Copy out each line featuring the string "trusted" from the entries beneath.

Page and application data records

'''

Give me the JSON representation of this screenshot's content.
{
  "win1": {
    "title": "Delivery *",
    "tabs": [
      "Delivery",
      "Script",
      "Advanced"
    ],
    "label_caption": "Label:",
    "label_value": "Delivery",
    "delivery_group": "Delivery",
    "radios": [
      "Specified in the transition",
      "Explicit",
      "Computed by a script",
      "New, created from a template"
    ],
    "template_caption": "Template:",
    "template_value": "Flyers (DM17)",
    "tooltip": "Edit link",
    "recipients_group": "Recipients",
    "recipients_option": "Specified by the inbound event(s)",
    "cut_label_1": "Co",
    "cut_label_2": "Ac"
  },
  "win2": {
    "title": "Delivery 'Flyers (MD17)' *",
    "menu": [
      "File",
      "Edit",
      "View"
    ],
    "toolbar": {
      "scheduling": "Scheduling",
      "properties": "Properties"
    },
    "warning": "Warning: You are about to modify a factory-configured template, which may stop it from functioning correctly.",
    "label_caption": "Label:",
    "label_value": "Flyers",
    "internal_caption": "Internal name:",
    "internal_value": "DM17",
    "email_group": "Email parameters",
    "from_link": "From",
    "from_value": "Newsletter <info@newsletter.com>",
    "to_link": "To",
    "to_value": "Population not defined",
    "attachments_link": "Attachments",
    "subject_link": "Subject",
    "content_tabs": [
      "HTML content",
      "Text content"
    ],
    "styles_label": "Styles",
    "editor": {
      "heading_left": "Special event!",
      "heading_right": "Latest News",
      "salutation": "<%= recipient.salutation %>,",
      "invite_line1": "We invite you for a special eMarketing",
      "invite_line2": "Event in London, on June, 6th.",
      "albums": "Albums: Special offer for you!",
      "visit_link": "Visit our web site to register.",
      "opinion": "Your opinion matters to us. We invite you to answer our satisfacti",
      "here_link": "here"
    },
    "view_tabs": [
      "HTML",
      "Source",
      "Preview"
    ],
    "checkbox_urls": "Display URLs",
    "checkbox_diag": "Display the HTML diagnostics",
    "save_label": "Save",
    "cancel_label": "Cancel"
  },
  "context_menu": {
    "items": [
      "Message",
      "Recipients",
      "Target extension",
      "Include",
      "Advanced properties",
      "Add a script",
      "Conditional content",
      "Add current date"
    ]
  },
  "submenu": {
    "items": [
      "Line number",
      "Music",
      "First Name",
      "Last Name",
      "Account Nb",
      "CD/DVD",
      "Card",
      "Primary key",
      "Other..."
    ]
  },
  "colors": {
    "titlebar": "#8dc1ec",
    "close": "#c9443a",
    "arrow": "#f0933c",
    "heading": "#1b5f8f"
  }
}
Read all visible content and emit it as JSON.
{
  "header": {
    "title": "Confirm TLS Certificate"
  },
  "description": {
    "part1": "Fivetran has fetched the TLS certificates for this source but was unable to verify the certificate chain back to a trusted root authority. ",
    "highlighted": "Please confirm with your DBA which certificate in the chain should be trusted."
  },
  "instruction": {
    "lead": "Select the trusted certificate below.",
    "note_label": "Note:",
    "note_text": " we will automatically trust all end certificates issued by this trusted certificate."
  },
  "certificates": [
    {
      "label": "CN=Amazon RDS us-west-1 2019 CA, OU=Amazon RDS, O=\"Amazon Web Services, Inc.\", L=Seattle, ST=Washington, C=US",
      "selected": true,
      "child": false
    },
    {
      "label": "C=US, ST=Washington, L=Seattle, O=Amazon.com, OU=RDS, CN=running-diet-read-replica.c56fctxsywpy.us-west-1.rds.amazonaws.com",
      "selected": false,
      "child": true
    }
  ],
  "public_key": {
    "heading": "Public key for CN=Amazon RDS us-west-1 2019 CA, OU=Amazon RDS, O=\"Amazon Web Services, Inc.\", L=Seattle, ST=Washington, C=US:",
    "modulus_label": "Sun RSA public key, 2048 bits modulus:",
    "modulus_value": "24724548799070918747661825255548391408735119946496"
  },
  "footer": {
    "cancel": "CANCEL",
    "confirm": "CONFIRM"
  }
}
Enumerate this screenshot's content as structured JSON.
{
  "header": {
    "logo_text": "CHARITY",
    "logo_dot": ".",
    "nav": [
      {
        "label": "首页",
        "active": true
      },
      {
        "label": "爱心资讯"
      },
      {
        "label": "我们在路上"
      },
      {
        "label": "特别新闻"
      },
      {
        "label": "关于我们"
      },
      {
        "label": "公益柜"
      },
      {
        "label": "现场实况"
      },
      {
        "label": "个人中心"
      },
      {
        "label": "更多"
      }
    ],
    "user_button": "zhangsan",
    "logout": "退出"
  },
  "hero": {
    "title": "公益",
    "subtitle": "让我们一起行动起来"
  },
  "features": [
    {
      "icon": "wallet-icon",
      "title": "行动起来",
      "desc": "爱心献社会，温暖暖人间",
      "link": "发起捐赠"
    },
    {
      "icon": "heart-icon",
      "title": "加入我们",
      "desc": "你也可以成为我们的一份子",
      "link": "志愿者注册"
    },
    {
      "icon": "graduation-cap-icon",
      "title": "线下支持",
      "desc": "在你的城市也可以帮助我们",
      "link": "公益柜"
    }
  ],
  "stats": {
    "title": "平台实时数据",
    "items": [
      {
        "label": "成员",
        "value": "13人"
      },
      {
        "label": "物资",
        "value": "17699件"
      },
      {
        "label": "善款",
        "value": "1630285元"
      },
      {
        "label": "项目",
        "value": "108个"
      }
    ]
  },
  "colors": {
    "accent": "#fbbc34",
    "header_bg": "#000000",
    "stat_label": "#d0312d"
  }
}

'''

SOLUTION:
    "part1": "Fivetran has fetched the TLS certificates for this source but was unable to verify the certificate chain back to a trusted root authority. ",
    "highlighted": "Please confirm with your DBA which certificate in the chain should be trusted."
    "lead": "Select the trusted certificate below.",
    "note_text": " we will automatically trust all end certificates issued by this trusted certificate."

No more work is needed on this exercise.